But technology innovations occur so rapidly that it’s often impossible to do scientifically based trials proving effectiveness before schools embrace new approaches. Think of social-networking tools, iPads, and e-readers. And what other new digital-learning tools might also emerge well before scientifically based research can justify their use in classrooms?

Also see:

From DSC:

From my 20+ years of experience with working with a variety of technologies, while there is an element of risk taking to implementing technologies, there are also enormous payoffs if organizations implement the appropriate technologies.

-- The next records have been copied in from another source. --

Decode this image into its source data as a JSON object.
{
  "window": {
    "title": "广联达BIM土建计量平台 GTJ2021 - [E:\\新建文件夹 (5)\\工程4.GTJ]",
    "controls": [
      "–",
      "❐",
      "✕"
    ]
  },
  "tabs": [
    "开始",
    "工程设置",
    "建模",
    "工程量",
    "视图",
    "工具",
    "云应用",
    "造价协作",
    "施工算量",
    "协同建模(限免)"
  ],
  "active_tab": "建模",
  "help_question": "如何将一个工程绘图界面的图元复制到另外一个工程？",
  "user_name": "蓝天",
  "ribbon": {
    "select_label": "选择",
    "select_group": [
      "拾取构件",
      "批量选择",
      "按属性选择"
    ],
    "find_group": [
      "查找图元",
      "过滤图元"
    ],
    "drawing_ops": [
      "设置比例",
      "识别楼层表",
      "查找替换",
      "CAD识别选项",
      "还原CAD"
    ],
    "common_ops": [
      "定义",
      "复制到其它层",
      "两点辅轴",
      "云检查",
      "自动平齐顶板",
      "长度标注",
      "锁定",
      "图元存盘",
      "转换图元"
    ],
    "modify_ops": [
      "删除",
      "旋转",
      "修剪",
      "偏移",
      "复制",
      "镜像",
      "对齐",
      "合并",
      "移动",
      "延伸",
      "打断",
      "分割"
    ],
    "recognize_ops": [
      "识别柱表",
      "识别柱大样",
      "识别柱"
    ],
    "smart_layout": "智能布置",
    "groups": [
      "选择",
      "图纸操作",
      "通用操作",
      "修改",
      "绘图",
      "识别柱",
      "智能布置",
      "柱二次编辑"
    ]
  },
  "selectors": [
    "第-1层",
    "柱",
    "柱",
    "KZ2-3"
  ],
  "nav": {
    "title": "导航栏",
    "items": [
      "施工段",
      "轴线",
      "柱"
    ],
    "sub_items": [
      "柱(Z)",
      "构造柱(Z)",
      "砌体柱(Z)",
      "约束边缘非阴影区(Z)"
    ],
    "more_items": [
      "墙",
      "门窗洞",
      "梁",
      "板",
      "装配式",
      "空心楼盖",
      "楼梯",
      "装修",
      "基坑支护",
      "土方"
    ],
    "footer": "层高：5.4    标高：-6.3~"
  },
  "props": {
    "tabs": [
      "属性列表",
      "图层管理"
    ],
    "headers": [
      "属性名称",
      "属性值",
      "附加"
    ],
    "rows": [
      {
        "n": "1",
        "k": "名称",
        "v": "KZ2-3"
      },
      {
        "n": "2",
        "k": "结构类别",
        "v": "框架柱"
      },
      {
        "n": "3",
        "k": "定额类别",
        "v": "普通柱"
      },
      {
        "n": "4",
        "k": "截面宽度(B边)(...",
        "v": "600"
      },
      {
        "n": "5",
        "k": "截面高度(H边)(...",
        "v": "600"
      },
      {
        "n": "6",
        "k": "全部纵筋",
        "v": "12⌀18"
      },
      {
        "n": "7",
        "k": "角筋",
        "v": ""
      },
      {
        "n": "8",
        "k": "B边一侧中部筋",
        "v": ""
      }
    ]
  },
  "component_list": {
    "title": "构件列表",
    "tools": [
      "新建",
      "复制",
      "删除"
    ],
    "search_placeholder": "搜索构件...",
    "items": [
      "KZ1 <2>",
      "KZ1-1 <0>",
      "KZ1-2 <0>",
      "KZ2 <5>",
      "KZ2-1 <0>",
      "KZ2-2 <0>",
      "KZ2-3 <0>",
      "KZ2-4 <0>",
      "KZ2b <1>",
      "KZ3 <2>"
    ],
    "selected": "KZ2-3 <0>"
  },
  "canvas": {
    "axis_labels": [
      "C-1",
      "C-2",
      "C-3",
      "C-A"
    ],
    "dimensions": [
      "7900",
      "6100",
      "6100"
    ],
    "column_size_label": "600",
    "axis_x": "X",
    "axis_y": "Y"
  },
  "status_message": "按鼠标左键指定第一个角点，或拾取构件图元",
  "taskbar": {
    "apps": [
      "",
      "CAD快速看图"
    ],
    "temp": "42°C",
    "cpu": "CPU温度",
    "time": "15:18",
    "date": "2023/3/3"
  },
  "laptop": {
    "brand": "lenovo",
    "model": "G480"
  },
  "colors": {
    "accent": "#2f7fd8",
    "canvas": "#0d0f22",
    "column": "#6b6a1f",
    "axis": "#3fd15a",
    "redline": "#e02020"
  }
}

But how can we select and implement the most effective technologies? This is where we need to rely on our technologists out there and keep them growing in the knowledge of “the business”, not just the technologies.  Tell them what you are trying to achieve, and they can greatly assist.  No one can hit 100% — but good technologists can get you into the right game and into the right ballpark (if not exactly lining up the exact right players, which may change or take some tweaking).

Don’t rely on technologists who only see their jobs as keeping the systems running. Though we need technologists who keep the infrastructures up and running, at this juncture what organizations really need are visionaries who are knowledgeable about the needs of the business (as well as the technologies), and those who are willing to explore, experiment, and take some risks…i.e. to lead….to be instrumental in forming strategies and visions. The areas outside IT need to be aware of how critical technologies are becoming in their core strategies and plans. It’s not the same ball-game as it was. Those who use technologies strategically will survive and thrive.

It should be noted that there have been risks inherent in maintaining the status quo — a 20%-30% dropout rate (in K-12) across the United States is pretty risky too, at least in my mind.

© 2024 | Daniel Christian